American molecular biologist James Dewey Watson is probably best known for discovering the structure of DNA for which he was jointly awarded the 1962 Nobel Prize in Physiology or Medicine along with Francis Crick and Maurice Wilkins. His long career has seen him teaching at Harvard and Caltech, and taking over the directorship of Cold Spring Harbor Laboratory in New York. From 1988 to 1992, James Watson was head of the Human Genome Project at the National Institutes of Health. His current research focuses on the study of cancer.

Listeners: Walter Gratzer Martin Raff

Walter Gratzer is Emeritus Professor of Biophysical Chemistry at King's College London, and was for most of his research career a member of the scientific staff of the Medical Research Council. He is the author of several books on popular science. He was a Postdoctoral Fellow at Harvard and has known Jim Watson since that time

Martin Raff is a Canadian-born neurologist and research biologist who has made important contributions to immunology and cell development.
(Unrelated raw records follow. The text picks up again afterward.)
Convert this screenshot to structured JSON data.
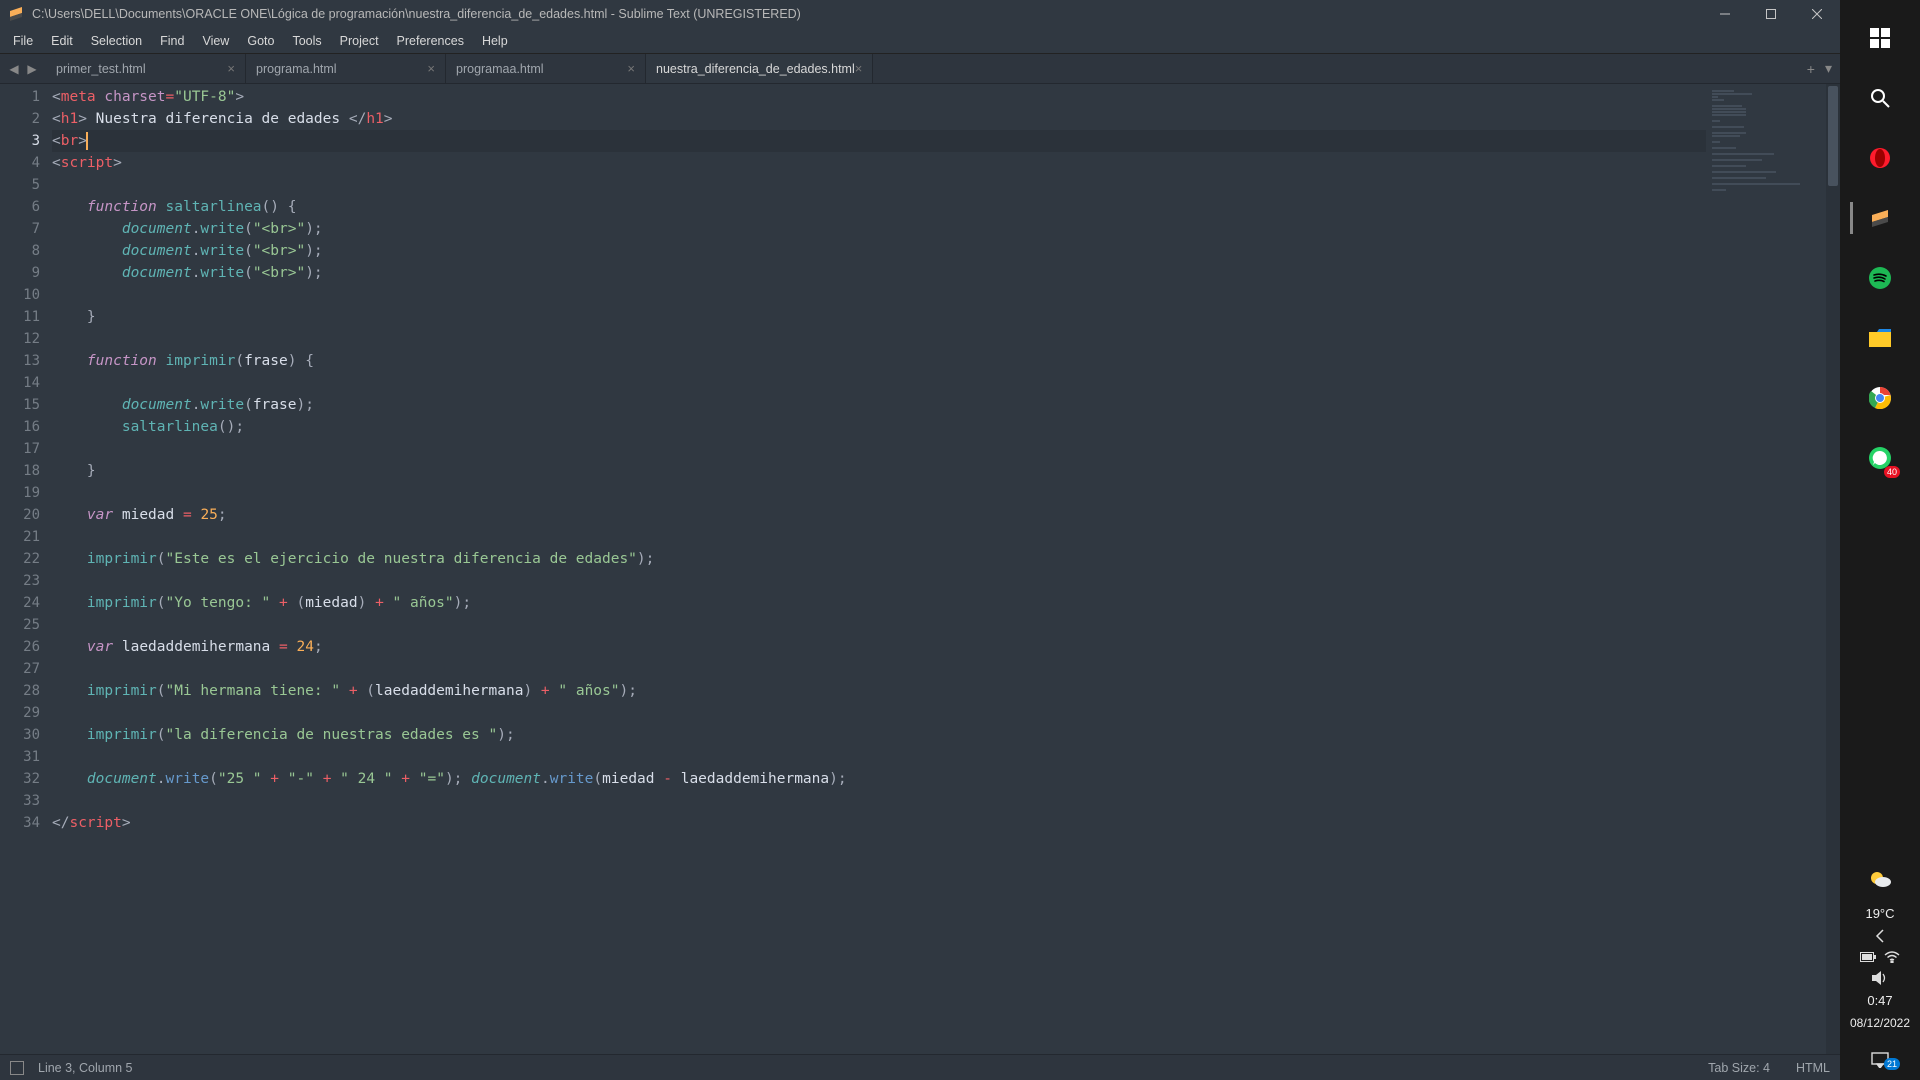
{
  "titlebar": {
    "path": "C:\\Users\\DELL\\Documents\\ORACLE ONE\\Lógica de programación\\nuestra_diferencia_de_edades.html - Sublime Text (UNREGISTERED)"
  },
  "menu": {
    "items": [
      "File",
      "Edit",
      "Selection",
      "Find",
      "View",
      "Goto",
      "Tools",
      "Project",
      "Preferences",
      "Help"
    ]
  },
  "tabs": {
    "list": [
      {
        "label": "primer_test.html",
        "active": false
      },
      {
        "label": "programa.html",
        "active": false
      },
      {
        "label": "programaa.html",
        "active": false
      },
      {
        "label": "nuestra_diferencia_de_edades.html",
        "active": true
      }
    ],
    "add_label": "+",
    "menu_label": "▾"
  },
  "editor": {
    "active_line": 3,
    "modified_lines": [
      20,
      22,
      24,
      26,
      28,
      30,
      32
    ],
    "lines": [
      {
        "n": 1,
        "tokens": [
          {
            "t": "<",
            "c": "c-punc"
          },
          {
            "t": "meta",
            "c": "c-tag"
          },
          {
            "t": " ",
            "c": ""
          },
          {
            "t": "charset",
            "c": "c-attr"
          },
          {
            "t": "=",
            "c": "c-op"
          },
          {
            "t": "\"UTF-8\"",
            "c": "c-str"
          },
          {
            "t": ">",
            "c": "c-punc"
          }
        ]
      },
      {
        "n": 2,
        "tokens": [
          {
            "t": "<",
            "c": "c-punc"
          },
          {
            "t": "h1",
            "c": "c-tag"
          },
          {
            "t": ">",
            "c": "c-punc"
          },
          {
            "t": " Nuestra diferencia de edades ",
            "c": "c-ident"
          },
          {
            "t": "</",
            "c": "c-punc"
          },
          {
            "t": "h1",
            "c": "c-tag"
          },
          {
            "t": ">",
            "c": "c-punc"
          }
        ]
      },
      {
        "n": 3,
        "tokens": [
          {
            "t": "<",
            "c": "c-punc"
          },
          {
            "t": "br",
            "c": "c-tag"
          },
          {
            "t": ">",
            "c": "c-punc"
          }
        ],
        "caret": true
      },
      {
        "n": 4,
        "tokens": [
          {
            "t": "<",
            "c": "c-punc"
          },
          {
            "t": "script",
            "c": "c-tag"
          },
          {
            "t": ">",
            "c": "c-punc"
          }
        ]
      },
      {
        "n": 5,
        "tokens": []
      },
      {
        "n": 6,
        "tokens": [
          {
            "t": "    ",
            "c": ""
          },
          {
            "t": "function",
            "c": "c-kw"
          },
          {
            "t": " ",
            "c": ""
          },
          {
            "t": "saltarlinea",
            "c": "c-call"
          },
          {
            "t": "() {",
            "c": "c-punc"
          }
        ]
      },
      {
        "n": 7,
        "tokens": [
          {
            "t": "        ",
            "c": ""
          },
          {
            "t": "document",
            "c": "c-obj"
          },
          {
            "t": ".",
            "c": "c-punc"
          },
          {
            "t": "write",
            "c": "c-call"
          },
          {
            "t": "(",
            "c": "c-punc"
          },
          {
            "t": "\"<br>\"",
            "c": "c-str"
          },
          {
            "t": ");",
            "c": "c-punc"
          }
        ]
      },
      {
        "n": 8,
        "tokens": [
          {
            "t": "        ",
            "c": ""
          },
          {
            "t": "document",
            "c": "c-obj"
          },
          {
            "t": ".",
            "c": "c-punc"
          },
          {
            "t": "write",
            "c": "c-call"
          },
          {
            "t": "(",
            "c": "c-punc"
          },
          {
            "t": "\"<br>\"",
            "c": "c-str"
          },
          {
            "t": ");",
            "c": "c-punc"
          }
        ]
      },
      {
        "n": 9,
        "tokens": [
          {
            "t": "        ",
            "c": ""
          },
          {
            "t": "document",
            "c": "c-obj"
          },
          {
            "t": ".",
            "c": "c-punc"
          },
          {
            "t": "write",
            "c": "c-call"
          },
          {
            "t": "(",
            "c": "c-punc"
          },
          {
            "t": "\"<br>\"",
            "c": "c-str"
          },
          {
            "t": ");",
            "c": "c-punc"
          }
        ]
      },
      {
        "n": 10,
        "tokens": []
      },
      {
        "n": 11,
        "tokens": [
          {
            "t": "    }",
            "c": "c-punc"
          }
        ]
      },
      {
        "n": 12,
        "tokens": []
      },
      {
        "n": 13,
        "tokens": [
          {
            "t": "    ",
            "c": ""
          },
          {
            "t": "function",
            "c": "c-kw"
          },
          {
            "t": " ",
            "c": ""
          },
          {
            "t": "imprimir",
            "c": "c-call"
          },
          {
            "t": "(",
            "c": "c-punc"
          },
          {
            "t": "frase",
            "c": "c-ident"
          },
          {
            "t": ") {",
            "c": "c-punc"
          }
        ]
      },
      {
        "n": 14,
        "tokens": []
      },
      {
        "n": 15,
        "tokens": [
          {
            "t": "        ",
            "c": ""
          },
          {
            "t": "document",
            "c": "c-obj"
          },
          {
            "t": ".",
            "c": "c-punc"
          },
          {
            "t": "write",
            "c": "c-call"
          },
          {
            "t": "(",
            "c": "c-punc"
          },
          {
            "t": "frase",
            "c": "c-ident"
          },
          {
            "t": ");",
            "c": "c-punc"
          }
        ]
      },
      {
        "n": 16,
        "tokens": [
          {
            "t": "        ",
            "c": ""
          },
          {
            "t": "saltarlinea",
            "c": "c-call"
          },
          {
            "t": "();",
            "c": "c-punc"
          }
        ]
      },
      {
        "n": 17,
        "tokens": []
      },
      {
        "n": 18,
        "tokens": [
          {
            "t": "    }",
            "c": "c-punc"
          }
        ]
      },
      {
        "n": 19,
        "tokens": []
      },
      {
        "n": 20,
        "tokens": [
          {
            "t": "    ",
            "c": ""
          },
          {
            "t": "var",
            "c": "c-kwvar"
          },
          {
            "t": " ",
            "c": ""
          },
          {
            "t": "miedad",
            "c": "c-ident"
          },
          {
            "t": " ",
            "c": ""
          },
          {
            "t": "=",
            "c": "c-op"
          },
          {
            "t": " ",
            "c": ""
          },
          {
            "t": "25",
            "c": "c-num"
          },
          {
            "t": ";",
            "c": "c-punc"
          }
        ]
      },
      {
        "n": 21,
        "tokens": []
      },
      {
        "n": 22,
        "tokens": [
          {
            "t": "    ",
            "c": ""
          },
          {
            "t": "imprimir",
            "c": "c-call"
          },
          {
            "t": "(",
            "c": "c-punc"
          },
          {
            "t": "\"Este es el ejercicio de nuestra diferencia de edades\"",
            "c": "c-str"
          },
          {
            "t": ");",
            "c": "c-punc"
          }
        ]
      },
      {
        "n": 23,
        "tokens": []
      },
      {
        "n": 24,
        "tokens": [
          {
            "t": "    ",
            "c": ""
          },
          {
            "t": "imprimir",
            "c": "c-call"
          },
          {
            "t": "(",
            "c": "c-punc"
          },
          {
            "t": "\"Yo tengo: \"",
            "c": "c-str"
          },
          {
            "t": " ",
            "c": ""
          },
          {
            "t": "+",
            "c": "c-op"
          },
          {
            "t": " (",
            "c": "c-punc"
          },
          {
            "t": "miedad",
            "c": "c-ident"
          },
          {
            "t": ") ",
            "c": "c-punc"
          },
          {
            "t": "+",
            "c": "c-op"
          },
          {
            "t": " ",
            "c": ""
          },
          {
            "t": "\" años\"",
            "c": "c-str"
          },
          {
            "t": ");",
            "c": "c-punc"
          }
        ]
      },
      {
        "n": 25,
        "tokens": []
      },
      {
        "n": 26,
        "tokens": [
          {
            "t": "    ",
            "c": ""
          },
          {
            "t": "var",
            "c": "c-kwvar"
          },
          {
            "t": " ",
            "c": ""
          },
          {
            "t": "laedaddemihermana",
            "c": "c-ident"
          },
          {
            "t": " ",
            "c": ""
          },
          {
            "t": "=",
            "c": "c-op"
          },
          {
            "t": " ",
            "c": ""
          },
          {
            "t": "24",
            "c": "c-num"
          },
          {
            "t": ";",
            "c": "c-punc"
          }
        ]
      },
      {
        "n": 27,
        "tokens": []
      },
      {
        "n": 28,
        "tokens": [
          {
            "t": "    ",
            "c": ""
          },
          {
            "t": "imprimir",
            "c": "c-call"
          },
          {
            "t": "(",
            "c": "c-punc"
          },
          {
            "t": "\"Mi hermana tiene: \"",
            "c": "c-str"
          },
          {
            "t": " ",
            "c": ""
          },
          {
            "t": "+",
            "c": "c-op"
          },
          {
            "t": " (",
            "c": "c-punc"
          },
          {
            "t": "laedaddemihermana",
            "c": "c-ident"
          },
          {
            "t": ") ",
            "c": "c-punc"
          },
          {
            "t": "+",
            "c": "c-op"
          },
          {
            "t": " ",
            "c": ""
          },
          {
            "t": "\" años\"",
            "c": "c-str"
          },
          {
            "t": ");",
            "c": "c-punc"
          }
        ]
      },
      {
        "n": 29,
        "tokens": []
      },
      {
        "n": 30,
        "tokens": [
          {
            "t": "    ",
            "c": ""
          },
          {
            "t": "imprimir",
            "c": "c-call"
          },
          {
            "t": "(",
            "c": "c-punc"
          },
          {
            "t": "\"la diferencia de nuestras edades es \"",
            "c": "c-str"
          },
          {
            "t": ");",
            "c": "c-punc"
          }
        ]
      },
      {
        "n": 31,
        "tokens": []
      },
      {
        "n": 32,
        "tokens": [
          {
            "t": "    ",
            "c": ""
          },
          {
            "t": "document",
            "c": "c-obj"
          },
          {
            "t": ".",
            "c": "c-punc"
          },
          {
            "t": "write",
            "c": "c-func"
          },
          {
            "t": "(",
            "c": "c-punc"
          },
          {
            "t": "\"25 \"",
            "c": "c-str"
          },
          {
            "t": " ",
            "c": ""
          },
          {
            "t": "+",
            "c": "c-op"
          },
          {
            "t": " ",
            "c": ""
          },
          {
            "t": "\"-\"",
            "c": "c-str"
          },
          {
            "t": " ",
            "c": ""
          },
          {
            "t": "+",
            "c": "c-op"
          },
          {
            "t": " ",
            "c": ""
          },
          {
            "t": "\" 24 \"",
            "c": "c-str"
          },
          {
            "t": " ",
            "c": ""
          },
          {
            "t": "+",
            "c": "c-op"
          },
          {
            "t": " ",
            "c": ""
          },
          {
            "t": "\"=\"",
            "c": "c-str"
          },
          {
            "t": "); ",
            "c": "c-punc"
          },
          {
            "t": "document",
            "c": "c-obj"
          },
          {
            "t": ".",
            "c": "c-punc"
          },
          {
            "t": "write",
            "c": "c-func"
          },
          {
            "t": "(",
            "c": "c-punc"
          },
          {
            "t": "miedad",
            "c": "c-ident"
          },
          {
            "t": " ",
            "c": ""
          },
          {
            "t": "-",
            "c": "c-op"
          },
          {
            "t": " ",
            "c": ""
          },
          {
            "t": "laedaddemihermana",
            "c": "c-ident"
          },
          {
            "t": ");",
            "c": "c-punc"
          }
        ]
      },
      {
        "n": 33,
        "tokens": []
      },
      {
        "n": 34,
        "tokens": [
          {
            "t": "</",
            "c": "c-punc"
          },
          {
            "t": "script",
            "c": "c-tag"
          },
          {
            "t": ">",
            "c": "c-punc"
          }
        ]
      }
    ],
    "minimap_widths": [
      22,
      40,
      6,
      12,
      0,
      30,
      34,
      34,
      34,
      0,
      8,
      0,
      32,
      0,
      34,
      28,
      0,
      8,
      0,
      24,
      0,
      62,
      0,
      50,
      0,
      34,
      0,
      64,
      0,
      54,
      0,
      88,
      0,
      14
    ]
  },
  "statusbar": {
    "position": "Line 3, Column 5",
    "tabsize": "Tab Size: 4",
    "syntax": "HTML"
  },
  "taskbar": {
    "weather_temp": "19°C",
    "time": "0:47",
    "date": "08/12/2022",
    "whatsapp_badge": "40",
    "notif_badge": "21"
  }
}
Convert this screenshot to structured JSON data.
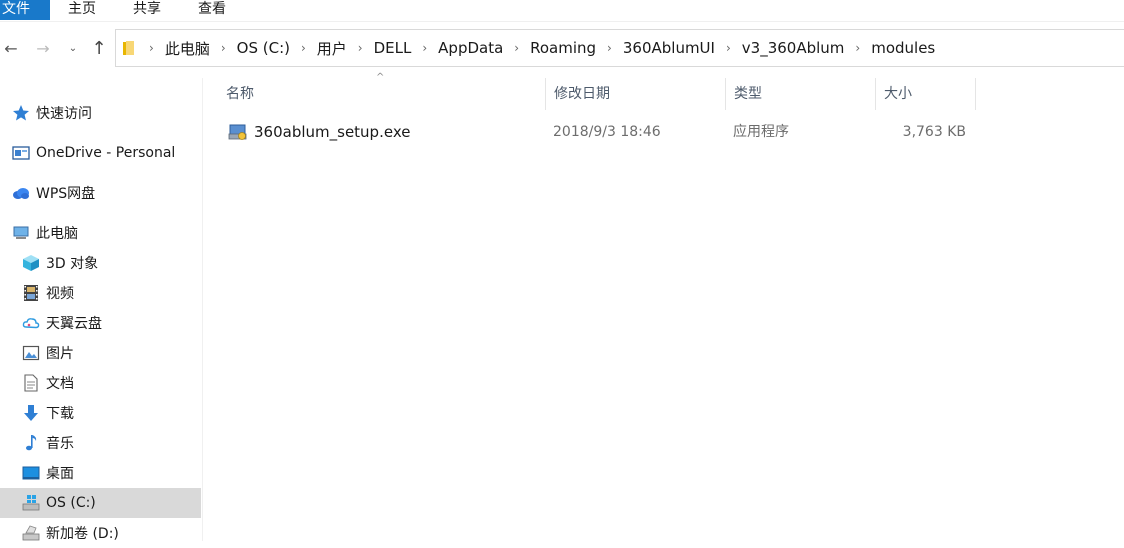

He has a special interest in apoptosis, the phenomenon of cell death.



Listen to Martin Raff at Web of Stories



Duration: 9 minutes, 8 seconds

Date story recorded: November 2008 and October 2009

Date story went live: 18 June 2010